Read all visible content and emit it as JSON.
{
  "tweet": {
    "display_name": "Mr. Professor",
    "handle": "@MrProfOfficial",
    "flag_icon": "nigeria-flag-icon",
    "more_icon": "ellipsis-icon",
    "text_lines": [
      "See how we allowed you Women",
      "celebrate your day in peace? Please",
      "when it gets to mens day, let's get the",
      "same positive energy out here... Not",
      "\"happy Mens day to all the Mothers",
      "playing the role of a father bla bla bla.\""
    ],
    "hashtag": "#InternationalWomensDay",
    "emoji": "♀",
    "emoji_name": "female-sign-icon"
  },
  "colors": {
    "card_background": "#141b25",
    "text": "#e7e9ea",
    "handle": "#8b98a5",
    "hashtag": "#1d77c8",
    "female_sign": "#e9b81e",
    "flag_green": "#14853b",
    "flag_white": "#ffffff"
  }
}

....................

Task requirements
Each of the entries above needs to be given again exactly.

The answer
Read all visible content and emit it as JSON.
{
  "tweet": {
    "display_name": "Mr. Professor",
    "handle": "@MrProfOfficial",
    "flag_icon": "nigeria-flag-icon",
    "more_icon": "ellipsis-icon",
    "text_lines": [
      "See how we allowed you Women",
      "celebrate your day in peace? Please",
      "when it gets to mens day, let's get the",
      "same positive energy out here... Not",
      "\"happy Mens day to all the Mothers",
      "playing the role of a father bla bla bla.\""
    ],
    "hashtag": "#InternationalWomensDay",
    "emoji": "♀",
    "emoji_name": "female-sign-icon"
  },
  "colors": {
    "card_background": "#141b25",
    "text": "#e7e9ea",
    "handle": "#8b98a5",
    "hashtag": "#1d77c8",
    "female_sign": "#e9b81e",
    "flag_green": "#14853b",
    "flag_white": "#ffffff"
  }
}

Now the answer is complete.